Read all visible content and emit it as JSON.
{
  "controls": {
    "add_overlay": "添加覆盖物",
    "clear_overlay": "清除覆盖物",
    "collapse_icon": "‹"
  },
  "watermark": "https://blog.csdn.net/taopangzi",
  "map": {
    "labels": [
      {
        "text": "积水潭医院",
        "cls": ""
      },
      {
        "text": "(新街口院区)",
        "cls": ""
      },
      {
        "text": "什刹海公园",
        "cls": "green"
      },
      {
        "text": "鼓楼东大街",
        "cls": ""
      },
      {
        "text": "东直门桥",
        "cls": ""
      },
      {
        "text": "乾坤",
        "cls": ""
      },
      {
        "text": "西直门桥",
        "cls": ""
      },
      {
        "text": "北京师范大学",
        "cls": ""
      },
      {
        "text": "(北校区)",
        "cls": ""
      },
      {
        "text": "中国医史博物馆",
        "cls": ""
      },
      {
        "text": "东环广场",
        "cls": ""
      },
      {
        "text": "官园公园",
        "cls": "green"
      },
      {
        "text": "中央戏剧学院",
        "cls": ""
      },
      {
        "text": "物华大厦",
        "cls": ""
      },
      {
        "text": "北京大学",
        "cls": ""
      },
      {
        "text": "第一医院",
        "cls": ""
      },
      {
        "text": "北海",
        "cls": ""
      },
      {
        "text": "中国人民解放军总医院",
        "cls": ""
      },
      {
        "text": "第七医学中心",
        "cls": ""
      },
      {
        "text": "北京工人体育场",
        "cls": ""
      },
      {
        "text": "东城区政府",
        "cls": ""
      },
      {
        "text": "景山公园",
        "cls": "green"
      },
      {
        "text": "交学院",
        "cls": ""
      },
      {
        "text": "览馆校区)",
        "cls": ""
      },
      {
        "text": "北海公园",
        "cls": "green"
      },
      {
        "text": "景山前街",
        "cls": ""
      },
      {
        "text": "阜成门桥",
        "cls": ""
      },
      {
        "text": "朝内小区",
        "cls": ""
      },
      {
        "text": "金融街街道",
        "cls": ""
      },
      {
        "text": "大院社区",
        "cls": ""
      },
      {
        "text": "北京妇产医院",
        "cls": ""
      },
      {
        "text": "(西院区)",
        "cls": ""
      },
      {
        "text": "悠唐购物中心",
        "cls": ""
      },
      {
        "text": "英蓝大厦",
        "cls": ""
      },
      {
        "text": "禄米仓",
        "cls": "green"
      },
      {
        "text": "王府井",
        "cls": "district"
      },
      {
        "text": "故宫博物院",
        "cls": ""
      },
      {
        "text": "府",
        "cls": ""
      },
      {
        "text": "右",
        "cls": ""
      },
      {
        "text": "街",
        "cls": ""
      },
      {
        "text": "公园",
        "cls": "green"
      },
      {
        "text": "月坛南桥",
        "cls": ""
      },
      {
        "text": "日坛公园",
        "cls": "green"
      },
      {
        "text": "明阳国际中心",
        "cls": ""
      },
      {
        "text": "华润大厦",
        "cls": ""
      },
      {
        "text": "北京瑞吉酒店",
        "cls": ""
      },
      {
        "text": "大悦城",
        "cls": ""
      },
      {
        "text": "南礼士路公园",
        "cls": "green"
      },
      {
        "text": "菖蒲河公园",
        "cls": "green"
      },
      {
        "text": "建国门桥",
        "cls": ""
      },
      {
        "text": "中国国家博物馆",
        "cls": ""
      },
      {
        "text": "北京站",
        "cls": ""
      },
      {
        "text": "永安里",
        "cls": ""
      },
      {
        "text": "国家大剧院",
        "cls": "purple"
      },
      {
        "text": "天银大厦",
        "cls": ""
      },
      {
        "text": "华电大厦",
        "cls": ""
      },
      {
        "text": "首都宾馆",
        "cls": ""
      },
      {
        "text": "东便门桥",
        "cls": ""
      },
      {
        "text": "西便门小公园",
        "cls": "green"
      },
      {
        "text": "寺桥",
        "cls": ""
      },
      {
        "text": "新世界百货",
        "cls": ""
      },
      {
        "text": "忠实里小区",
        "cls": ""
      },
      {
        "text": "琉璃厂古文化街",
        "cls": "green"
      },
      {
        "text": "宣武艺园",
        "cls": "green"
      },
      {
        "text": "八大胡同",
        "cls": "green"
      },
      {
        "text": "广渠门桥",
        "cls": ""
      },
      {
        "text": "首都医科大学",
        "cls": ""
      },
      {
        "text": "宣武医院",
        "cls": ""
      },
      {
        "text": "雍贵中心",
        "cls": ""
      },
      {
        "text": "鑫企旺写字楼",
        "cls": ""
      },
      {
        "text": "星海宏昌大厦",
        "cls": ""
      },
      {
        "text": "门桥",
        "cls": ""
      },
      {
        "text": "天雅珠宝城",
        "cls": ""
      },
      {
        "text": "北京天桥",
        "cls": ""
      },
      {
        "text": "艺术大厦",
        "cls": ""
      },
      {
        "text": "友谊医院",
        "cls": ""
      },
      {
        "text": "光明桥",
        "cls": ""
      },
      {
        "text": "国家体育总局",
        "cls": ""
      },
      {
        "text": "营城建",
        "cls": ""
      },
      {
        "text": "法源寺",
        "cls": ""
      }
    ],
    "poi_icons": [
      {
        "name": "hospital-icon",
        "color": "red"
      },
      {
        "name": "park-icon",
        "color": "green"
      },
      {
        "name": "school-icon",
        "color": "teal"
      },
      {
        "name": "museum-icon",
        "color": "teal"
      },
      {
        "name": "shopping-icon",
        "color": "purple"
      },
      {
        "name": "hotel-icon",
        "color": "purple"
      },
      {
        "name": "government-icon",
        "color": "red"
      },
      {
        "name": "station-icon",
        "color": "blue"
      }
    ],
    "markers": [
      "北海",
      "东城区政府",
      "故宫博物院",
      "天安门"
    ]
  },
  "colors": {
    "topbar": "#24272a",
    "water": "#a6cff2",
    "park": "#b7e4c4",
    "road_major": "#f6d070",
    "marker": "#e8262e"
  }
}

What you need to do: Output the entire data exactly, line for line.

Result of the task:
Read all visible content and emit it as JSON.
{
  "controls": {
    "add_overlay": "添加覆盖物",
    "clear_overlay": "清除覆盖物",
    "collapse_icon": "‹"
  },
  "watermark": "https://blog.csdn.net/taopangzi",
  "map": {
    "labels": [
      {
        "text": "积水潭医院",
        "cls": ""
      },
      {
        "text": "(新街口院区)",
        "cls": ""
      },
      {
        "text": "什刹海公园",
        "cls": "green"
      },
      {
        "text": "鼓楼东大街",
        "cls": ""
      },
      {
        "text": "东直门桥",
        "cls": ""
      },
      {
        "text": "乾坤",
        "cls": ""
      },
      {
        "text": "西直门桥",
        "cls": ""
      },
      {
        "text": "北京师范大学",
        "cls": ""
      },
      {
        "text": "(北校区)",
        "cls": ""
      },
      {
        "text": "中国医史博物馆",
        "cls": ""
      },
      {
        "text": "东环广场",
        "cls": ""
      },
      {
        "text": "官园公园",
        "cls": "green"
      },
      {
        "text": "中央戏剧学院",
        "cls": ""
      },
      {
        "text": "物华大厦",
        "cls": ""
      },
      {
        "text": "北京大学",
        "cls": ""
      },
      {
        "text": "第一医院",
        "cls": ""
      },
      {
        "text": "北海",
        "cls": ""
      },
      {
        "text": "中国人民解放军总医院",
        "cls": ""
      },
      {
        "text": "第七医学中心",
        "cls": ""
      },
      {
        "text": "北京工人体育场",
        "cls": ""
      },
      {
        "text": "东城区政府",
        "cls": ""
      },
      {
        "text": "景山公园",
        "cls": "green"
      },
      {
        "text": "交学院",
        "cls": ""
      },
      {
        "text": "览馆校区)",
        "cls": ""
      },
      {
        "text": "北海公园",
        "cls": "green"
      },
      {
        "text": "景山前街",
        "cls": ""
      },
      {
        "text": "阜成门桥",
        "cls": ""
      },
      {
        "text": "朝内小区",
        "cls": ""
      },
      {
        "text": "金融街街道",
        "cls": ""
      },
      {
        "text": "大院社区",
        "cls": ""
      },
      {
        "text": "北京妇产医院",
        "cls": ""
      },
      {
        "text": "(西院区)",
        "cls": ""
      },
      {
        "text": "悠唐购物中心",
        "cls": ""
      },
      {
        "text": "英蓝大厦",
        "cls": ""
      },
      {
        "text": "禄米仓",
        "cls": "green"
      },
      {
        "text": "王府井",
        "cls": "district"
      },
      {
        "text": "故宫博物院",
        "cls": ""
      },
      {
        "text": "府",
        "cls": ""
      },
      {
        "text": "右",
        "cls": ""
      },
      {
        "text": "街",
        "cls": ""
      },
      {
        "text": "公园",
        "cls": "green"
      },
      {
        "text": "月坛南桥",
        "cls": ""
      },
      {
        "text": "日坛公园",
        "cls": "green"
      },
      {
        "text": "明阳国际中心",
        "cls": ""
      },
      {
        "text": "华润大厦",
        "cls": ""
      },
      {
        "text": "北京瑞吉酒店",
        "cls": ""
      },
      {
        "text": "大悦城",
        "cls": ""
      },
      {
        "text": "南礼士路公园",
        "cls": "green"
      },
      {
        "text": "菖蒲河公园",
        "cls": "green"
      },
      {
        "text": "建国门桥",
        "cls": ""
      },
      {
        "text": "中国国家博物馆",
        "cls": ""
      },
      {
        "text": "北京站",
        "cls": ""
      },
      {
        "text": "永安里",
        "cls": ""
      },
      {
        "text": "国家大剧院",
        "cls": "purple"
      },
      {
        "text": "天银大厦",
        "cls": ""
      },
      {
        "text": "华电大厦",
        "cls": ""
      },
      {
        "text": "首都宾馆",
        "cls": ""
      },
      {
        "text": "东便门桥",
        "cls": ""
      },
      {
        "text": "西便门小公园",
        "cls": "green"
      },
      {
        "text": "寺桥",
        "cls": ""
      },
      {
        "text": "新世界百货",
        "cls": ""
      },
      {
        "text": "忠实里小区",
        "cls": ""
      },
      {
        "text": "琉璃厂古文化街",
        "cls": "green"
      },
      {
        "text": "宣武艺园",
        "cls": "green"
      },
      {
        "text": "八大胡同",
        "cls": "green"
      },
      {
        "text": "广渠门桥",
        "cls": ""
      },
      {
        "text": "首都医科大学",
        "cls": ""
      },
      {
        "text": "宣武医院",
        "cls": ""
      },
      {
        "text": "雍贵中心",
        "cls": ""
      },
      {
        "text": "鑫企旺写字楼",
        "cls": ""
      },
      {
        "text": "星海宏昌大厦",
        "cls": ""
      },
      {
        "text": "门桥",
        "cls": ""
      },
      {
        "text": "天雅珠宝城",
        "cls": ""
      },
      {
        "text": "北京天桥",
        "cls": ""
      },
      {
        "text": "艺术大厦",
        "cls": ""
      },
      {
        "text": "友谊医院",
        "cls": ""
      },
      {
        "text": "光明桥",
        "cls": ""
      },
      {
        "text": "国家体育总局",
        "cls": ""
      },
      {
        "text": "营城建",
        "cls": ""
      },
      {
        "text": "法源寺",
        "cls": ""
      }
    ],
    "poi_icons": [
      {
        "name": "hospital-icon",
        "color": "red"
      },
      {
        "name": "park-icon",
        "color": "green"
      },
      {
        "name": "school-icon",
        "color": "teal"
      },
      {
        "name": "museum-icon",
        "color": "teal"
      },
      {
        "name": "shopping-icon",
        "color": "purple"
      },
      {
        "name": "hotel-icon",
        "color": "purple"
      },
      {
        "name": "government-icon",
        "color": "red"
      },
      {
        "name": "station-icon",
        "color": "blue"
      }
    ],
    "markers": [
      "北海",
      "东城区政府",
      "故宫博物院",
      "天安门"
    ]
  },
  "colors": {
    "topbar": "#24272a",
    "water": "#a6cff2",
    "park": "#b7e4c4",
    "road_major": "#f6d070",
    "marker": "#e8262e"
  }
}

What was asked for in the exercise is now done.